In the face of these conditions many people have become aware for perhaps the first time in their lives of the forces that govern their livelihoods.  People who previously had little or no interest in economic matters are reading the financial pages and looking for some way of restoring security to their own lives.  In view of this, it might be apposite to look at a political and economic movement that first flourished during the turbulent days of the 1920s and 30s, namely Distributism.

The origins of Distributism are believed to lie in the 1891 Papal encyclical entitled Rerum Novarum, (‘On the Condition of Labour’).  Pope Leo XIII wrote: “A small number of very rich men have been able to lay upon the shoulders of the labouring poor a yoke little better than that of slavery itself”.  The Pope’s concerns with the relationship between the owner and the worker were subsequently taken up by pioneers of the Distributist concept such as GK Chesterton, today better remembered for his Father Brown mysteries, and Hilaire Belloc.  Both men were seeking a ‘Third Way’ between capitalism, (which tended to concentrate ownership and control in the hands of a few), and communism, (which concentrated ownership and control in the hands of the state).  They were also inspired by the examples of co-operatives and friendly societies that grew in Victorian England.  Today we still have the Co-Op and credit unions and the building societies that did not succumb to de-mutualisation. Distributists sought to bring about a social and economic system whereby there was widespread private ownership of property and workers controlled industry and participated in the share of its profits. 

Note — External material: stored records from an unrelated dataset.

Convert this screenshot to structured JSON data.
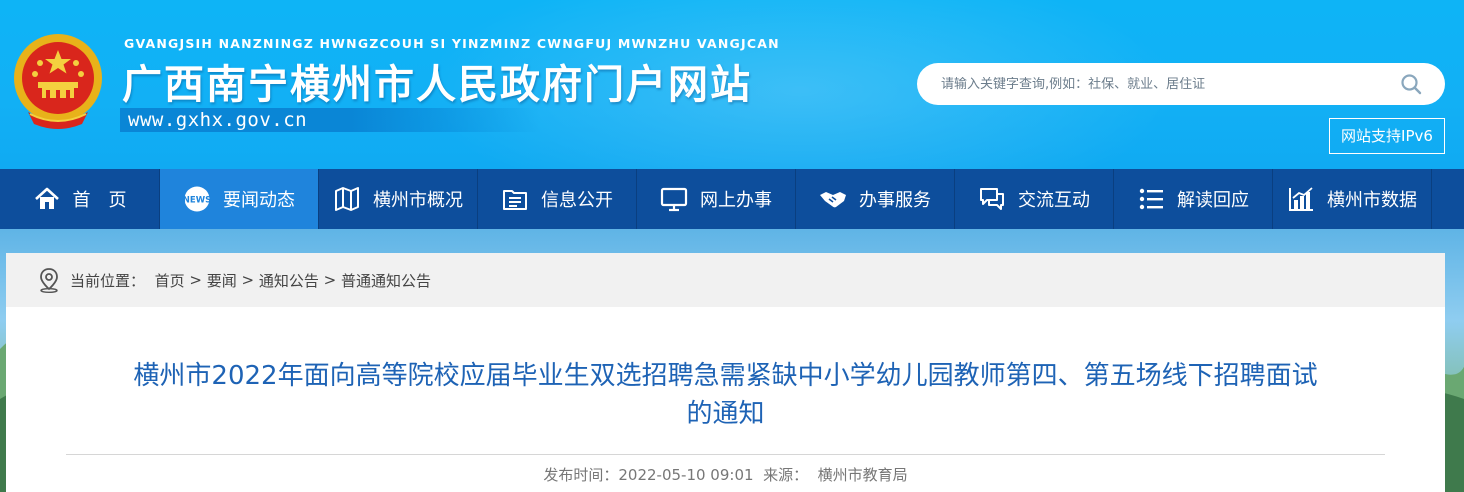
{
  "header": {
    "pinyin": "GVANGJSIH NANZNINGZ HWNGZCOUH SI YINZMINZ CWNGFUJ MWNZHU VANGJCAN",
    "title": "广西南宁横州市人民政府门户网站",
    "url": "www.gxhx.gov.cn",
    "search": {
      "placeholder": "请输入关键字查询,例如：社保、就业、居住证",
      "icon": "search-icon"
    },
    "ipv6_label": "网站支持IPv6"
  },
  "nav": {
    "items": [
      {
        "label": "首　页",
        "icon": "home-icon"
      },
      {
        "label": "要闻动态",
        "icon": "news-icon",
        "active": true
      },
      {
        "label": "横州市概况",
        "icon": "map-icon"
      },
      {
        "label": "信息公开",
        "icon": "folder-list-icon"
      },
      {
        "label": "网上办事",
        "icon": "monitor-icon"
      },
      {
        "label": "办事服务",
        "icon": "handshake-icon"
      },
      {
        "label": "交流互动",
        "icon": "chat-icon"
      },
      {
        "label": "解读回应",
        "icon": "list-icon"
      },
      {
        "label": "横州市数据",
        "icon": "bar-chart-icon"
      }
    ]
  },
  "breadcrumb": {
    "prefix": "当前位置：",
    "items": [
      "首页",
      "要闻",
      "通知公告",
      "普通通知公告"
    ],
    "separator": " > "
  },
  "article": {
    "title_line1": "横州市2022年面向高等院校应届毕业生双选招聘急需紧缺中小学幼儿园教师第四、第五场线下招聘面试",
    "title_line2": "的通知",
    "publish_label": "发布时间：",
    "publish_time": "2022-05-10 09:01",
    "source_label": "来源：",
    "source": "横州市教育局"
  },
  "colors": {
    "header_bg": "#12b0f5",
    "nav_bg": "#0d4e9c",
    "nav_active": "#1f84dc",
    "title_blue": "#1e63b5"
  }
}
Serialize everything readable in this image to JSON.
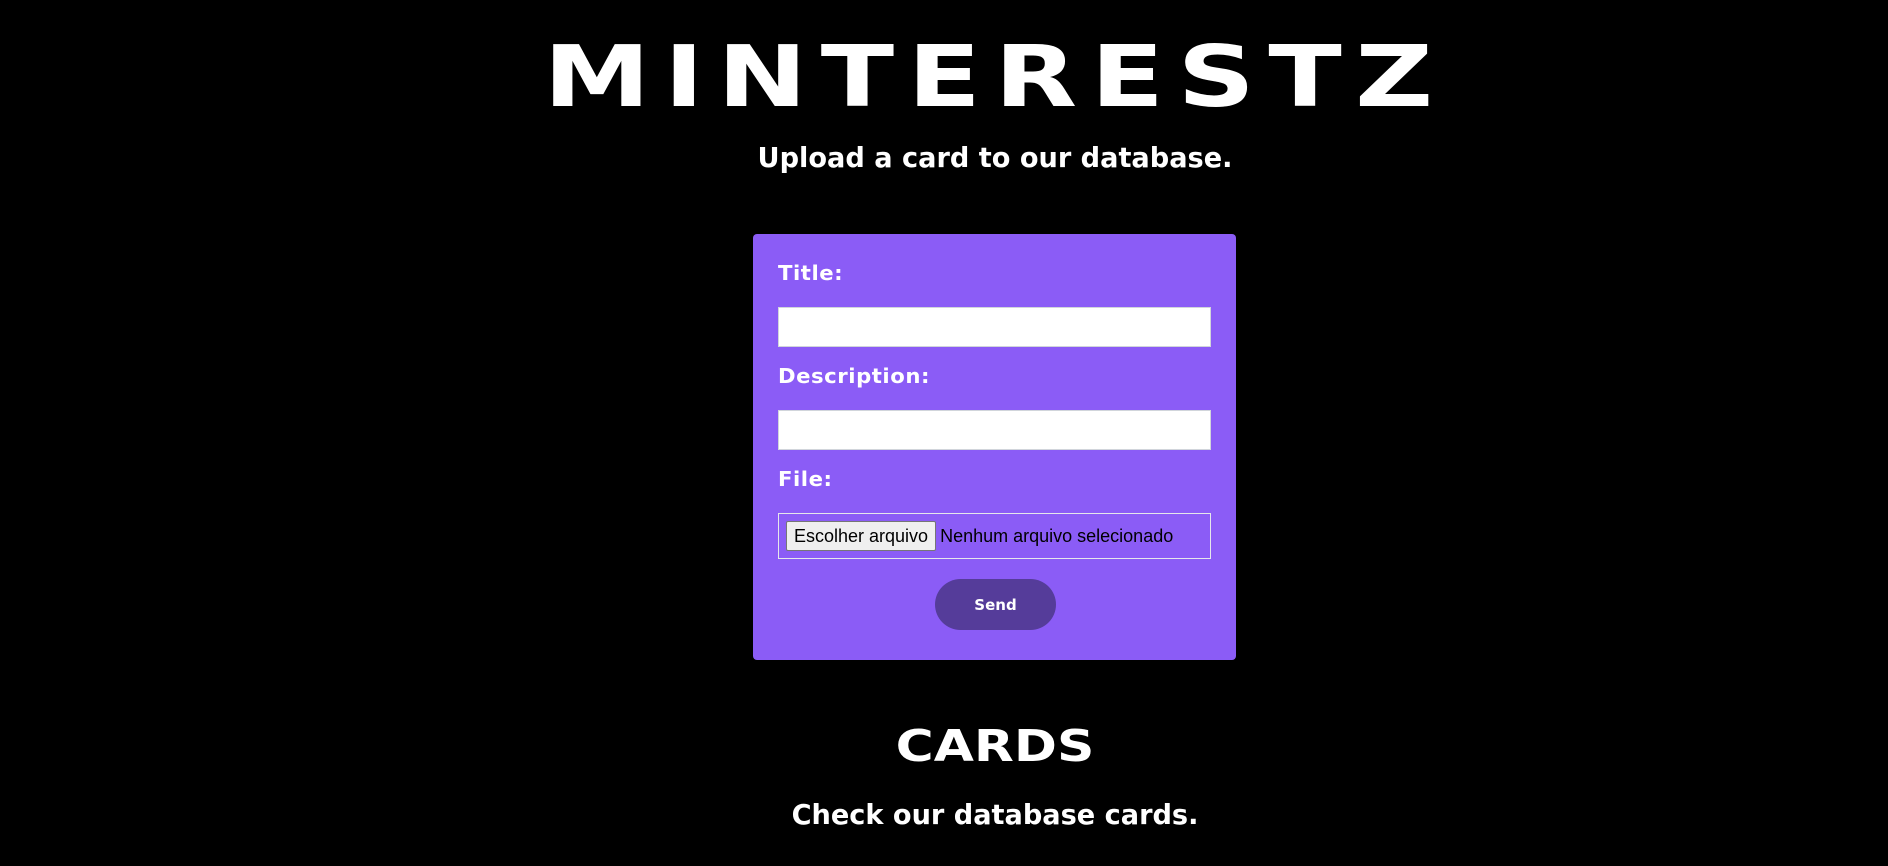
{
  "header": {
    "brand": "MINTERESTZ",
    "subtitle": "Upload a card to our database."
  },
  "form": {
    "title_label": "Title:",
    "title_value": "",
    "description_label": "Description:",
    "description_value": "",
    "file_label": "File:",
    "file_button_label": "Escolher arquivo",
    "file_status": "Nenhum arquivo selecionado",
    "send_label": "Send"
  },
  "cards_section": {
    "title": "CARDS",
    "subtitle": "Check our database cards."
  },
  "colors": {
    "background": "#000000",
    "form_background": "#8b5cf6",
    "send_button": "#553c9a",
    "text": "#ffffff"
  }
}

In 1926 the Distributist League was formed, the aims of which Richard Howard sums up in his paper on Distributism as:

“In Britain in the 1920s and 30s, the distributists sought the restoration of family and individual liberty by a revival of smallholder agriculture and small business and an end to grasping landlords, by attacking monopolies and trusts and denouncing what they saw as anonymous and usurious control of finance.

Opposed to laissez-faire capitalism, which distributists argued leads to a concentration of ownership in the hands of a few and to state-socialism in which private ownership is denied altogether, distributism was conceived as a genuine Third Way, opposing both the tyranny of the marketplace and the tyranny of the state, by means of a society of owners”
. (The Third Way – A Secular Party paper by Richard Howard).

In 1937 the League published Arthur Penty’s Distrubitism: A Manifesto.  Sadly, the League went into decline in the late 1930s after the death of GK Chesterton in 1936 and Penty in 1937, a matter of weeks after his manifesto was published, and the organisation came to an end in 1940.

The ideas of Distributism did not fade away entirely after the passing of its founders. One quarter in which it continued to influence thinking was in the nationalist movement.  Nationalists have long been drawn to Distributism because they see it as fulfilling the goals of Social Justice through the ending of wage slavery and the exploitation of workers and National Freedom by the breaking-up of huge private corporations that are only interested in profit even when the pursuit of those profits is detrimental to the national interest.  Such corporations are owned by a handful of people but their power is such that they can bend governments to their will.

In these days of financial turmoil and the mask having slipped from the face of unbridled global capitalism, is Distributism now an idea whose time has come?